• [Input data]:
--- START ---

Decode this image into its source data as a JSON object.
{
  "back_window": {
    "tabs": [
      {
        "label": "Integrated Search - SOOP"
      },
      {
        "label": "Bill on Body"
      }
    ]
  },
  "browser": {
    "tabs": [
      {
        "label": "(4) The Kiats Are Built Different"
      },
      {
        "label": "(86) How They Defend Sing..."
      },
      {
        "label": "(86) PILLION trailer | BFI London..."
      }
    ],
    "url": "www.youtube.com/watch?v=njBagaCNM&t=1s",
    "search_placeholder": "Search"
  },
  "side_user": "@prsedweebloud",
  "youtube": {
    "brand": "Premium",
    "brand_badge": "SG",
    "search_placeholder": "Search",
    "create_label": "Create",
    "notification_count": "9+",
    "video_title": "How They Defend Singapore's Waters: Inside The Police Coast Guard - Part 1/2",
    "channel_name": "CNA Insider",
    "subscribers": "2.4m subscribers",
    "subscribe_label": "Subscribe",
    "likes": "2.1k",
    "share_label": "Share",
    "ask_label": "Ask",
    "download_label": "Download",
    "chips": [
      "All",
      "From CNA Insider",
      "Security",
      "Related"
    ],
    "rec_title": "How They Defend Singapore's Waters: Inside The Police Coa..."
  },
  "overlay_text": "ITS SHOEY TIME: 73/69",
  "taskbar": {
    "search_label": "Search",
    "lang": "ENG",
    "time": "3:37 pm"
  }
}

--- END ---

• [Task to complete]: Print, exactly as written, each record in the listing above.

• [Result for this task]:
Decode this image into its source data as a JSON object.
{
  "back_window": {
    "tabs": [
      {
        "label": "Integrated Search - SOOP"
      },
      {
        "label": "Bill on Body"
      }
    ]
  },
  "browser": {
    "tabs": [
      {
        "label": "(4) The Kiats Are Built Different"
      },
      {
        "label": "(86) How They Defend Sing..."
      },
      {
        "label": "(86) PILLION trailer | BFI London..."
      }
    ],
    "url": "www.youtube.com/watch?v=njBagaCNM&t=1s",
    "search_placeholder": "Search"
  },
  "side_user": "@prsedweebloud",
  "youtube": {
    "brand": "Premium",
    "brand_badge": "SG",
    "search_placeholder": "Search",
    "create_label": "Create",
    "notification_count": "9+",
    "video_title": "How They Defend Singapore's Waters: Inside The Police Coast Guard - Part 1/2",
    "channel_name": "CNA Insider",
    "subscribers": "2.4m subscribers",
    "subscribe_label": "Subscribe",
    "likes": "2.1k",
    "share_label": "Share",
    "ask_label": "Ask",
    "download_label": "Download",
    "chips": [
      "All",
      "From CNA Insider",
      "Security",
      "Related"
    ],
    "rec_title": "How They Defend Singapore's Waters: Inside The Police Coa..."
  },
  "overlay_text": "ITS SHOEY TIME: 73/69",
  "taskbar": {
    "search_label": "Search",
    "lang": "ENG",
    "time": "3:37 pm"
  }
}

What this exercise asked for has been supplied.